The show has won several Emmys and has exhibited remarkable staying power. It’s a compelling look at what goes into getting ready for the NFL season.

4. Two-a-Days (MTV, 2006-2007)

For two seasons, MTV cameras followed around the Buccaneers of Hoover High School in Alabama, one of the elite high school football teams. The Buccaneers, under the leadership of controversial coach Rush Propst, won a state title in the first season of the show.

The series delved – sometimes too deeply – into the lives of the players and coaches, and some of the players worried about how the show would portray their lives. Still, it was an interesting show, even if it felt like every other MTV docudrama in so many ways.

Two-a-Days ended when an investigation showed that Propst had used ineligible players on the team – and cheated on his wife – and the school fired him. He has taken his winning ways to South Georgia and is now coaching at Colquitt County High School, where his teams have won two state championships.

3. Coach (ABC, 1989-1997)

I’ll always have a soft spot in my heart for the sitcom Coach. Craig T. Nelson played Hayden Fox, head coach of the fictional Minnesota State University Screaming Eagles (until the final two seasons, where he coached a fictional NFL team in Orlando). Coach Fox dates and later marries news anchor Christine Armstrong (Shelley Fabares) and spends time with his daughter Kelly (Clare Carey), a student at Minnesota State.

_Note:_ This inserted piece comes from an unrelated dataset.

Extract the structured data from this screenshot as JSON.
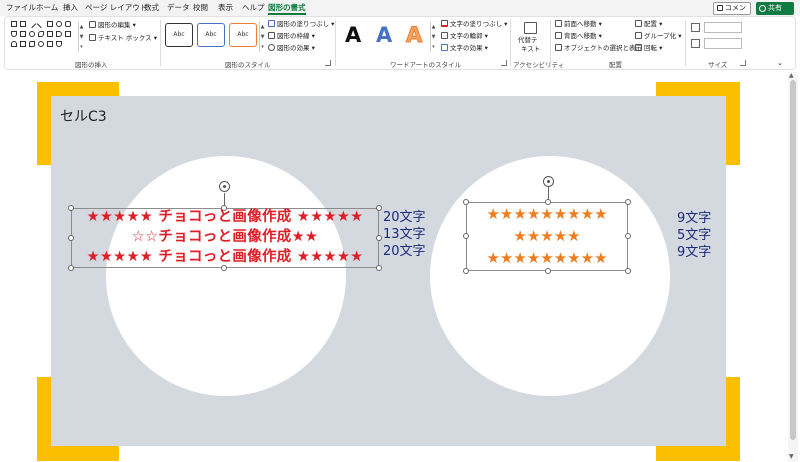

Fox and Armstrong basically serve as the straight man and woman reacting to the wacky characters around them, and both Nelson and Fabares play their roles well, with Nelson even winning an Emmy in 1992.

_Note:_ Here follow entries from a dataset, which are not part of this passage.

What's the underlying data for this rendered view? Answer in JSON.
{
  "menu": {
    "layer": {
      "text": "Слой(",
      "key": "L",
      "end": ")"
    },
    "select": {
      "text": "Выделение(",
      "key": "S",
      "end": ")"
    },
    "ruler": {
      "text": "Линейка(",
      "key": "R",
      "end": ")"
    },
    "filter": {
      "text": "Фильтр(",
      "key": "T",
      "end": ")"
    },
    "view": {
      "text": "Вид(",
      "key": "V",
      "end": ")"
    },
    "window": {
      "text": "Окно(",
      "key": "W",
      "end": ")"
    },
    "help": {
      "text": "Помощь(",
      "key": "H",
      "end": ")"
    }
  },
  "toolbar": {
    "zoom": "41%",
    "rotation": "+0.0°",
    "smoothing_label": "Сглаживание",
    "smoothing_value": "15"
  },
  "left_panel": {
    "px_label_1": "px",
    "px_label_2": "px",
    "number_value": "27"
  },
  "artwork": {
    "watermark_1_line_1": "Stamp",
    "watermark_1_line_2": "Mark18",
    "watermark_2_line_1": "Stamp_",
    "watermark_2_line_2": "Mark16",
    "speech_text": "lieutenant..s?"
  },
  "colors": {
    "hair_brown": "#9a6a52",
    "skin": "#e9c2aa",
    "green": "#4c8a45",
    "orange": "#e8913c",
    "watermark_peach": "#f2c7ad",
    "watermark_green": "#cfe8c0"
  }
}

The personal situations and hijinks outweigh the football emphasis on the show – in fact, we never really see much football in nine seasons. But Coach was a charming, often silly, and sometimes genuinely sweet show. It didn’t demand much of viewers other than to laugh along and enjoy the ride.

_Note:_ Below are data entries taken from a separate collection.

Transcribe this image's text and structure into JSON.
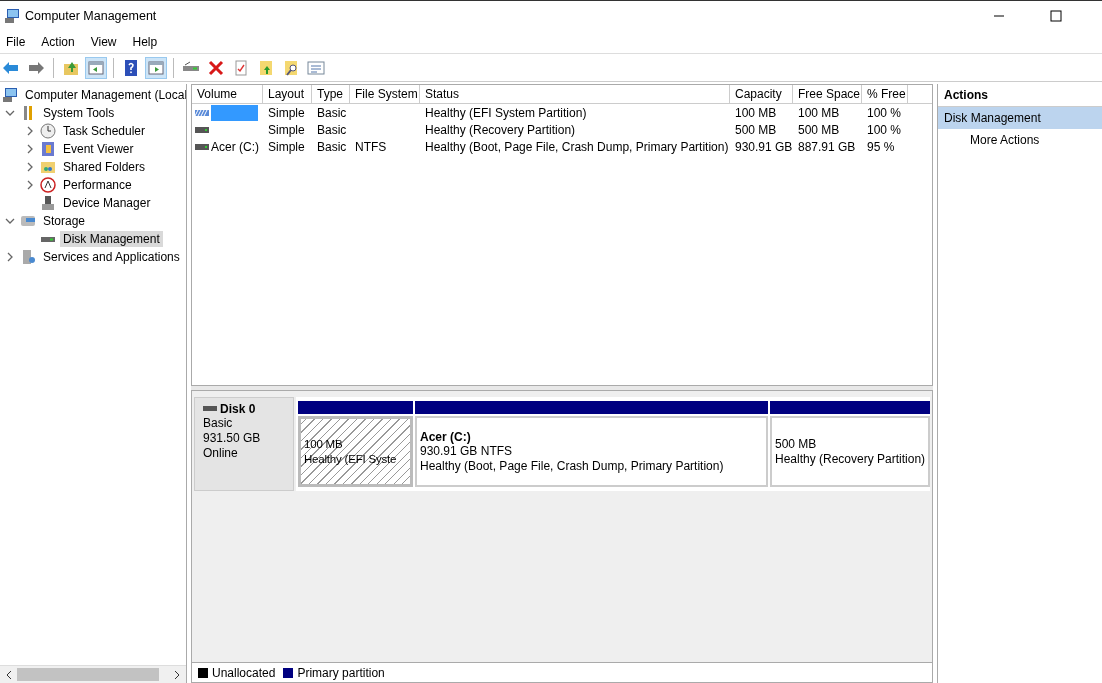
{
  "window": {
    "title": "Computer Management"
  },
  "menu": [
    "File",
    "Action",
    "View",
    "Help"
  ],
  "toolbar": [
    {
      "kind": "back",
      "pressed": false
    },
    {
      "kind": "forward",
      "pressed": false
    },
    {
      "kind": "separator"
    },
    {
      "kind": "up",
      "pressed": false
    },
    {
      "kind": "tree",
      "pressed": true
    },
    {
      "kind": "separator"
    },
    {
      "kind": "help",
      "pressed": false
    },
    {
      "kind": "pane",
      "pressed": true
    },
    {
      "kind": "separator"
    },
    {
      "kind": "drive",
      "pressed": false
    },
    {
      "kind": "delete",
      "pressed": false
    },
    {
      "kind": "check",
      "pressed": false
    },
    {
      "kind": "folder-up",
      "pressed": false
    },
    {
      "kind": "folder-search",
      "pressed": false
    },
    {
      "kind": "list",
      "pressed": false
    }
  ],
  "tree": [
    {
      "label": "Computer Management (Local",
      "kind": "computer",
      "selected": false,
      "children": [
        {
          "label": "System Tools",
          "kind": "tools",
          "expanded": true,
          "selected": false,
          "children": [
            {
              "label": "Task Scheduler",
              "kind": "clock",
              "expanded": false,
              "selected": false
            },
            {
              "label": "Event Viewer",
              "kind": "log",
              "expanded": false,
              "selected": false
            },
            {
              "label": "Shared Folders",
              "kind": "folder",
              "expanded": false,
              "selected": false
            },
            {
              "label": "Performance",
              "kind": "gauge",
              "expanded": false,
              "selected": false
            },
            {
              "label": "Device Manager",
              "kind": "device",
              "selected": false
            }
          ]
        },
        {
          "label": "Storage",
          "kind": "storage",
          "expanded": true,
          "selected": false,
          "children": [
            {
              "label": "Disk Management",
              "kind": "disk",
              "selected": true
            }
          ]
        },
        {
          "label": "Services and Applications",
          "kind": "services",
          "expanded": false,
          "selected": false
        }
      ]
    }
  ],
  "volumes": {
    "columns": [
      "Volume",
      "Layout",
      "Type",
      "File System",
      "Status",
      "Capacity",
      "Free Space",
      "% Free"
    ],
    "rows": [
      {
        "kind": "efi",
        "selected": true,
        "layout": "Simple",
        "type": "Basic",
        "status": "Healthy (EFI System Partition)",
        "capacity": "100 MB",
        "free_space": "100 MB",
        "pct_free": "100 %"
      },
      {
        "kind": "drive",
        "selected": false,
        "layout": "Simple",
        "type": "Basic",
        "status": "Healthy (Recovery Partition)",
        "capacity": "500 MB",
        "free_space": "500 MB",
        "pct_free": "100 %"
      },
      {
        "kind": "drive",
        "selected": false,
        "volume": "Acer (C:)",
        "layout": "Simple",
        "type": "Basic",
        "file_system": "NTFS",
        "status": "Healthy (Boot, Page File, Crash Dump, Primary Partition)",
        "capacity": "930.91 GB",
        "free_space": "887.91 GB",
        "pct_free": "95 %"
      }
    ]
  },
  "disk": {
    "name": "Disk 0",
    "type": "Basic",
    "size": "931.50 GB",
    "status": "Online",
    "partitions": [
      {
        "selected": true,
        "color": "#000080",
        "size": "100 MB",
        "status": "Healthy (EFI Syste"
      },
      {
        "selected": false,
        "color": "#000080",
        "name": "Acer  (C:)",
        "size": "930.91 GB NTFS",
        "status": "Healthy (Boot, Page File, Crash Dump, Primary Partition)"
      },
      {
        "selected": false,
        "color": "#000080",
        "size": "500 MB",
        "status": "Healthy (Recovery Partition)"
      }
    ]
  },
  "legend": [
    {
      "label": "Unallocated",
      "color": "#000000"
    },
    {
      "label": "Primary partition",
      "color": "#000080"
    }
  ],
  "actions": {
    "title": "Actions",
    "section": "Disk Management",
    "items": [
      "More Actions"
    ]
  }
}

2. Ballers (HBO, 2015-)

Dwayne Johnson stars as a retired NFL player who now manages the finances of current football stars in Ballers. It’s everything that you’d expect from HBO: a no-holds-barred look at the life of celebrity athletes, as well as what happens after football days are done.

It’s a comedy-drama, so there are plenty of funny moments, but the series can get astonishingly dark at times too. The show takes an unflinching look at the struggles pro football players have with the trappings of celebrity life, the temptations to behave badly, the challenges of faith, and the dangers of injuries, even long after playing time ends.

The writing and acting are top-notch, as they should be with Peter Berg of Friday Night Lights at the helm. Although it’s not for the faint of heart, Ballers is worth checking out.

1. Friday Night Lights (NBC/DirecTV, 2006-2011)

I’m going on record here to declare that Friday Night Lights isn’t just the best football show ever; it’s the greatest television series of all time (don’t @ me). It was never a barnburner in the ratings, but critics loved the show, as did legions of passionate fans.

Everything about Friday Night Lights, with the glaring exception of the second season, is perfect. The improv-heavy writing is lyrical and rings true. The cinematography captures small-town Texas flawlessly – I recently visited Austin and got to geek out at some of the places where they filmed the show, and nearly everything looked just like the show seven years after it ended. The acting is wonderful, and the accents are some of the best Southern accents on the screen.

The show wasn’t afraid to tackle heavy subjects, either. From race relations to abortion to family dynamics to the feelings of abandonment that some military families experience, Friday Night Lights looked at some hot-button issues in an even-handed way, more often than not exploring multiple sides to those matters.

Friday Night Lights is so well done that even viewers who don’t know or care about football can be enthralled by the lives of Coach Eric Taylor (Kyle Chandler), his family, and his team. One of my friends credits the show with prompting him and his family to move from Atlanta to a smaller town – that’s a testimony to its power. Friday Night Lights is worth watching over and over again.

There’s my list. Are there other football shows that you think belong on the list? Let us know in the comments.